Biotechnology convention to be held in Vienna in December will provide a forum of discussion on human stem cell research, an important potential source of new cell-based therapies
The economic and societal values of human cell and tissue therapies will be discussed extensively during the Cordia-EuropaBio convention, the European bioindustry's flagship event that takes place in Vienna, 2-4 December.
This comes at a pivotal time as MEPs are due to vote this week on the European Commission's guidelines on embryonic stem cell research.
The guidelines propose that, under strict conditions and with the consent of the donor, human embryos left over from IVF treatment could be used for research purposes under the EU funded research programme, if national laws allow.
"While adult stem cell research is non-controversial, not enough is known at the present time about the potential of all human stem cell types, including embryonic, foetal or adult stem cells.

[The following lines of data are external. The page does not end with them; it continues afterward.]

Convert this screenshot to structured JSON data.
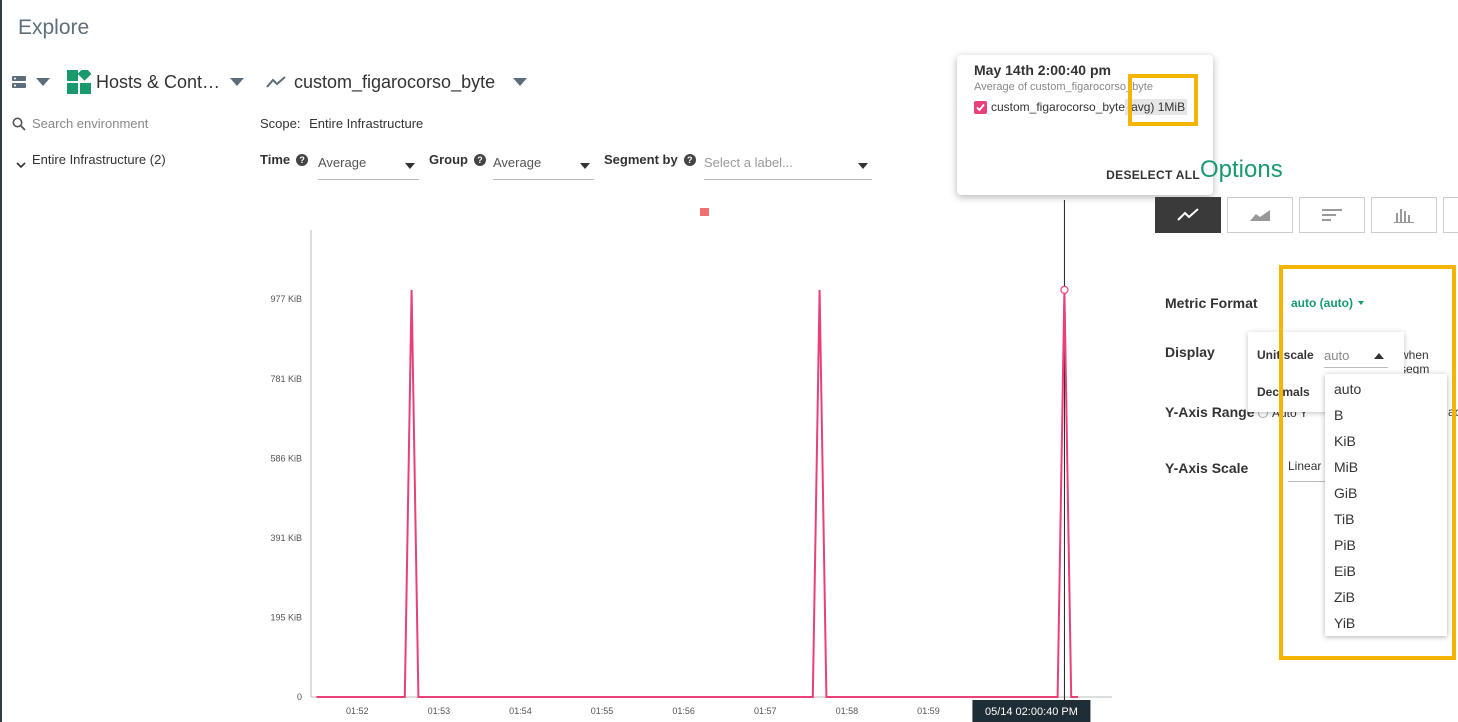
{
  "page": {
    "title": "Explore"
  },
  "toolbar": {
    "scope_selector": "Hosts & Cont…",
    "metric_selector": "custom_figarocorso_byte"
  },
  "sidebar": {
    "search_placeholder": "Search environment",
    "tree_root": "Entire Infrastructure (2)"
  },
  "scope": {
    "label": "Scope:",
    "value": "Entire Infrastructure"
  },
  "filters": {
    "time_label": "Time",
    "time_value": "Average",
    "group_label": "Group",
    "group_value": "Average",
    "segment_label": "Segment by",
    "segment_placeholder": "Select a label..."
  },
  "tooltip": {
    "timestamp": "May 14th 2:00:40 pm",
    "subtitle": "Average of custom_figarocorso_byte",
    "series_label": "custom_figarocorso_byte",
    "series_suffix": "(avg) 1MiB",
    "deselect_all": "DESELECT ALL"
  },
  "options_panel": {
    "title_partial": "Options",
    "metric_format_label": "Metric Format",
    "metric_format_value": "auto (auto)",
    "display_label": "Display",
    "display_trailing": "when segm",
    "yaxis_range_label": "Y-Axis Range",
    "yaxis_range_partial": "Auto Y",
    "yaxis_range_trailing": "ac",
    "yaxis_scale_label": "Y-Axis Scale",
    "yaxis_scale_value": "Linear",
    "unit_scale_label": "Unit scale",
    "unit_scale_value": "auto",
    "decimals_label": "Decimals",
    "unit_options": [
      "auto",
      "B",
      "KiB",
      "MiB",
      "GiB",
      "TiB",
      "PiB",
      "EiB",
      "ZiB",
      "YiB"
    ]
  },
  "colors": {
    "series": "#e8407b",
    "accent": "#1a9a6c",
    "highlight": "#f5b400",
    "legend_marker": "#f07070"
  },
  "chart_data": {
    "type": "line",
    "series": [
      {
        "name": "custom_figarocorso_byte",
        "x": [
          "01:51:30",
          "01:52:35",
          "01:52:40",
          "01:52:45",
          "01:57:35",
          "01:57:40",
          "01:57:45",
          "02:00:35",
          "02:00:40",
          "02:00:45",
          "02:00:50"
        ],
        "values": [
          0,
          0,
          1000,
          0,
          0,
          1000,
          0,
          0,
          1000,
          0,
          0
        ]
      }
    ],
    "yunit": "KiB",
    "ylim": [
      0,
      1147
    ],
    "yticks": [
      {
        "value": 0,
        "label": "0"
      },
      {
        "value": 195,
        "label": "195 KiB"
      },
      {
        "value": 391,
        "label": "391 KiB"
      },
      {
        "value": 586,
        "label": "586 KiB"
      },
      {
        "value": 781,
        "label": "781 KiB"
      },
      {
        "value": 977,
        "label": "977 KiB"
      }
    ],
    "xticks": [
      "01:52",
      "01:53",
      "01:54",
      "01:55",
      "01:56",
      "01:57",
      "01:58",
      "01:59"
    ],
    "xtick_partial": "01",
    "hover_time_label": "05/14 02:00:40 PM",
    "grid": false
  }
}
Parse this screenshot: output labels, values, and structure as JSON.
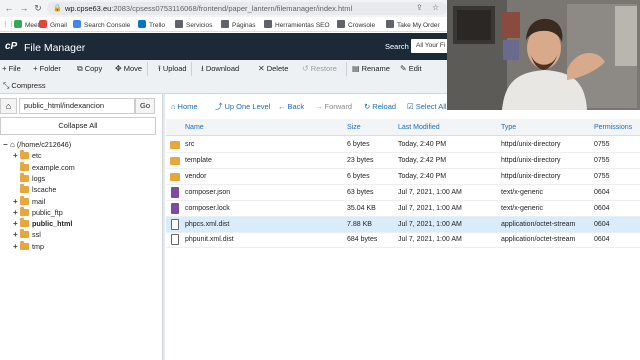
{
  "browser": {
    "url_host": "wp.cpse63.eu",
    "url_rest": ":2083/cpsess0753116068/frontend/paper_lantern/filemanager/index.html",
    "bookmarks": [
      {
        "label": "Meet",
        "color": "#34a853"
      },
      {
        "label": "Gmail",
        "color": "#ea4335"
      },
      {
        "label": "Search Console",
        "color": "#4285f4"
      },
      {
        "label": "Trello",
        "color": "#0079bf"
      },
      {
        "label": "Servicios",
        "color": "#5f6368"
      },
      {
        "label": "Páginas",
        "color": "#5f6368"
      },
      {
        "label": "Herramientas SEO",
        "color": "#5f6368"
      },
      {
        "label": "Crowsole",
        "color": "#5f6368"
      },
      {
        "label": "Take My Order",
        "color": "#5f6368"
      }
    ]
  },
  "header": {
    "logo": "cP",
    "title": "File Manager",
    "search_label": "Search",
    "search_scope": "All Your Fi"
  },
  "toolbar": {
    "row1": [
      {
        "icon": "+",
        "label": "File",
        "name": "new-file-button",
        "disabled": false
      },
      {
        "icon": "+",
        "label": "Folder",
        "name": "new-folder-button",
        "disabled": false
      },
      {
        "icon": "⧉",
        "label": "Copy",
        "name": "copy-button",
        "disabled": false
      },
      {
        "icon": "✥",
        "label": "Move",
        "name": "move-button",
        "disabled": false
      },
      {
        "icon": "⭱",
        "label": "Upload",
        "name": "upload-button",
        "disabled": false
      },
      {
        "icon": "⭳",
        "label": "Download",
        "name": "download-button",
        "disabled": false
      },
      {
        "icon": "✕",
        "label": "Delete",
        "name": "delete-button",
        "disabled": false
      },
      {
        "icon": "↺",
        "label": "Restore",
        "name": "restore-button",
        "disabled": true
      },
      {
        "icon": "▤",
        "label": "Rename",
        "name": "rename-button",
        "disabled": false
      },
      {
        "icon": "✎",
        "label": "Edit",
        "name": "edit-button",
        "disabled": false
      }
    ],
    "compress": {
      "icon": "⤡",
      "label": "Compress"
    }
  },
  "sidebar": {
    "path_value": "public_html/indexancion",
    "go_label": "Go",
    "collapse_label": "Collapse All",
    "tree": [
      {
        "label": "(/home/c212646)",
        "toggle": "−",
        "home": true,
        "bold": false,
        "depth": 0
      },
      {
        "label": "etc",
        "toggle": "+",
        "home": false,
        "bold": false,
        "depth": 1
      },
      {
        "label": "example.com",
        "toggle": "",
        "home": false,
        "bold": false,
        "depth": 1
      },
      {
        "label": "logs",
        "toggle": "",
        "home": false,
        "bold": false,
        "depth": 1
      },
      {
        "label": "lscache",
        "toggle": "",
        "home": false,
        "bold": false,
        "depth": 1
      },
      {
        "label": "mail",
        "toggle": "+",
        "home": false,
        "bold": false,
        "depth": 1
      },
      {
        "label": "public_ftp",
        "toggle": "+",
        "home": false,
        "bold": false,
        "depth": 1
      },
      {
        "label": "public_html",
        "toggle": "+",
        "home": false,
        "bold": true,
        "depth": 1
      },
      {
        "label": "ssl",
        "toggle": "+",
        "home": false,
        "bold": false,
        "depth": 1
      },
      {
        "label": "tmp",
        "toggle": "+",
        "home": false,
        "bold": false,
        "depth": 1
      }
    ]
  },
  "nav": {
    "home": "Home",
    "up": "Up One Level",
    "back": "Back",
    "forward": "Forward",
    "reload": "Reload",
    "select_all": "Select All"
  },
  "table": {
    "columns": [
      "Name",
      "Size",
      "Last Modified",
      "Type",
      "Permissions"
    ],
    "rows": [
      {
        "name": "src",
        "size": "6 bytes",
        "modified": "Today, 2:40 PM",
        "type": "httpd/unix-directory",
        "perms": "0755",
        "kind": "folder",
        "selected": false
      },
      {
        "name": "template",
        "size": "23 bytes",
        "modified": "Today, 2:42 PM",
        "type": "httpd/unix-directory",
        "perms": "0755",
        "kind": "folder",
        "selected": false
      },
      {
        "name": "vendor",
        "size": "6 bytes",
        "modified": "Today, 2:40 PM",
        "type": "httpd/unix-directory",
        "perms": "0755",
        "kind": "folder",
        "selected": false
      },
      {
        "name": "composer.json",
        "size": "63 bytes",
        "modified": "Jul 7, 2021, 1:00 AM",
        "type": "text/x-generic",
        "perms": "0604",
        "kind": "file",
        "selected": false
      },
      {
        "name": "composer.lock",
        "size": "35.04 KB",
        "modified": "Jul 7, 2021, 1:00 AM",
        "type": "text/x-generic",
        "perms": "0604",
        "kind": "file",
        "selected": false
      },
      {
        "name": "phpcs.xml.dist",
        "size": "7.88 KB",
        "modified": "Jul 7, 2021, 1:00 AM",
        "type": "application/octet-stream",
        "perms": "0604",
        "kind": "plain",
        "selected": true
      },
      {
        "name": "phpunit.xml.dist",
        "size": "684 bytes",
        "modified": "Jul 7, 2021, 1:00 AM",
        "type": "application/octet-stream",
        "perms": "0604",
        "kind": "plain",
        "selected": false
      }
    ]
  }
}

"Therefore, we welcome the commission's decision to support research involving all types of human stem cells under strictly controlled conditions," says Hugo Schepens, secretary-general of EuropaBio and chairman of Cordia steering committee.

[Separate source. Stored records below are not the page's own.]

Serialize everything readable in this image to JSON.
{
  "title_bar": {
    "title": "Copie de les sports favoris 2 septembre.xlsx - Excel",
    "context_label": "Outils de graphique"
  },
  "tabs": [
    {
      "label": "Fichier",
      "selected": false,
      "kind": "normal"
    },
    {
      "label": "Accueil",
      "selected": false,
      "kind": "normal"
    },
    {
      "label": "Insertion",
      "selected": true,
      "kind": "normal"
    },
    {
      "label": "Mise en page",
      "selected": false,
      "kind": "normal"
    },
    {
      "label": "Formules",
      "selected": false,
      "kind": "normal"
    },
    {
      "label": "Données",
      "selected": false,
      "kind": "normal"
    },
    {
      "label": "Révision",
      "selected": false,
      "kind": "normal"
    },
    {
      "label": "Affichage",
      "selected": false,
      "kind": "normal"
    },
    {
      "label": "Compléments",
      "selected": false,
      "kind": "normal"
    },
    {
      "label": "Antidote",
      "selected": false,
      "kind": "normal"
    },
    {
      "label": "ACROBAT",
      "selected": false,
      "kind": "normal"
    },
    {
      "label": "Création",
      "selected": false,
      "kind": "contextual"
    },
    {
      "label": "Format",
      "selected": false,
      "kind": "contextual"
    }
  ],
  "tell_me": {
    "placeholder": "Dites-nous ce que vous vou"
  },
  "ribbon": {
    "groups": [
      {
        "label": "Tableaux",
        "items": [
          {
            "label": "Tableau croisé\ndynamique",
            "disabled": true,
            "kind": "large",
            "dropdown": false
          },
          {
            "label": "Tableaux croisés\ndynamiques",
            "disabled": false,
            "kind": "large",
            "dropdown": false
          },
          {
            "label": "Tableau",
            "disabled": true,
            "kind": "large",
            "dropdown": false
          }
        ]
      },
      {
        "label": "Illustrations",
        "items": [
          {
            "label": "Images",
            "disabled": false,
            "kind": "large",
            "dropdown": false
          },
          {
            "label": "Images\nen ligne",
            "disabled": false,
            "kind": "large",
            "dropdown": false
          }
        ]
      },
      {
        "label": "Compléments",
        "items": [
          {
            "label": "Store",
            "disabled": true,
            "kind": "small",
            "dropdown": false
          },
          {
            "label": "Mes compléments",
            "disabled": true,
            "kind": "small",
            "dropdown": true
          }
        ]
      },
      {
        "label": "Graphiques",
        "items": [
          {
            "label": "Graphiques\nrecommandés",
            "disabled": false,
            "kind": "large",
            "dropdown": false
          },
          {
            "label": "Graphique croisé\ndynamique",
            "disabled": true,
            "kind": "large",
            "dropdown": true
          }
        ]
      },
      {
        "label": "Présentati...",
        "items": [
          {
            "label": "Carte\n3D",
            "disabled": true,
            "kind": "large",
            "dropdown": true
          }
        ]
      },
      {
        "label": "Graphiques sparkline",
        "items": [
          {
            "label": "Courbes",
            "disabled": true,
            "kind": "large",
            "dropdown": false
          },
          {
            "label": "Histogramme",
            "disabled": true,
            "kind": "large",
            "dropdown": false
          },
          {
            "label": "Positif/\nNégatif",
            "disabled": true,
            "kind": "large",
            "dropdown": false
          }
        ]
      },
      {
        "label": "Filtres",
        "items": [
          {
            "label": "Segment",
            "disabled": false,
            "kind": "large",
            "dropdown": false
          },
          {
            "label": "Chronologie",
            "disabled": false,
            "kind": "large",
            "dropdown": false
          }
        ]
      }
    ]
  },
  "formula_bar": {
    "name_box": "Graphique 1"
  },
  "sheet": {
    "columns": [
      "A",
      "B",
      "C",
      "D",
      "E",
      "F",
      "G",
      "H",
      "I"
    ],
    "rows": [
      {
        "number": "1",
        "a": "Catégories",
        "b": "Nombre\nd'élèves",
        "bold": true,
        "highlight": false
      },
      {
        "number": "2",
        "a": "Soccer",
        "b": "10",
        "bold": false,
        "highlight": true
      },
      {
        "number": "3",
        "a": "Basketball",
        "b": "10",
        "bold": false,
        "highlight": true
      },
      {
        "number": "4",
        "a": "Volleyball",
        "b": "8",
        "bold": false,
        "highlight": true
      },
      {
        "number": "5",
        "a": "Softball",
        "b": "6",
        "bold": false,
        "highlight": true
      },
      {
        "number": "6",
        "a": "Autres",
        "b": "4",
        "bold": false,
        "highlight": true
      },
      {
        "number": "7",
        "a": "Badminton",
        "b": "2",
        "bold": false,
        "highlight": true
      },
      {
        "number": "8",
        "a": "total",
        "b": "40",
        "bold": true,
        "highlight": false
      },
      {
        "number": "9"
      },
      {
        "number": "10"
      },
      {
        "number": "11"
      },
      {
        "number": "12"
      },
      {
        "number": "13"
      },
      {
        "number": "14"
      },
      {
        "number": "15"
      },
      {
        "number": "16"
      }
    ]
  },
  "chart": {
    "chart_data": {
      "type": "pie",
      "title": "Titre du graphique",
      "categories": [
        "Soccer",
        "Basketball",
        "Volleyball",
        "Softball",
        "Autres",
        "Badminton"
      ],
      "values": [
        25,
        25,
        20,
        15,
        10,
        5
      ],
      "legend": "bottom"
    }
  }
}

However, the industry believes that given the differing cultural and religious beliefs about research using human embryos in different countries, rather than promoting harmonised rules, member states should be free to decide whether or not to permit embryonic stem cell research independently.

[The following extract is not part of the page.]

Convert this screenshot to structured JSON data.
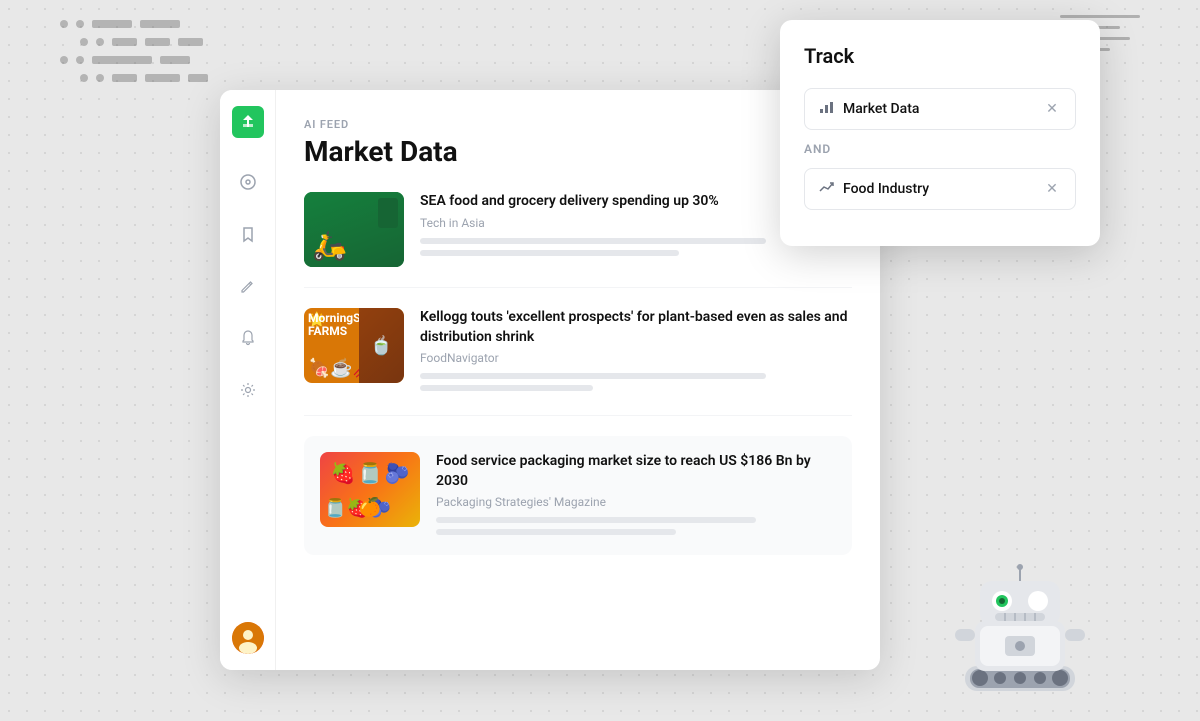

At Cordia, most of the key European countries will be present, and the conference is expected to provide a platform for debating this issue.
Human stem cell research represents an important potential source of new cell-based therapies to address current unmet medical needs and other serious diseases or injuries, such as Parkinson's and Alzheimer's diseases, spinal cord injuries, diabetes, stroke, heart diseases and genetic disorders.
Some of these issues will be discussed during the conference track 'Biotechnology products and services of tomorrow' at Cordia, chaired by Erik Tambuyzer, chairman of the healthcare board at EuropaBio.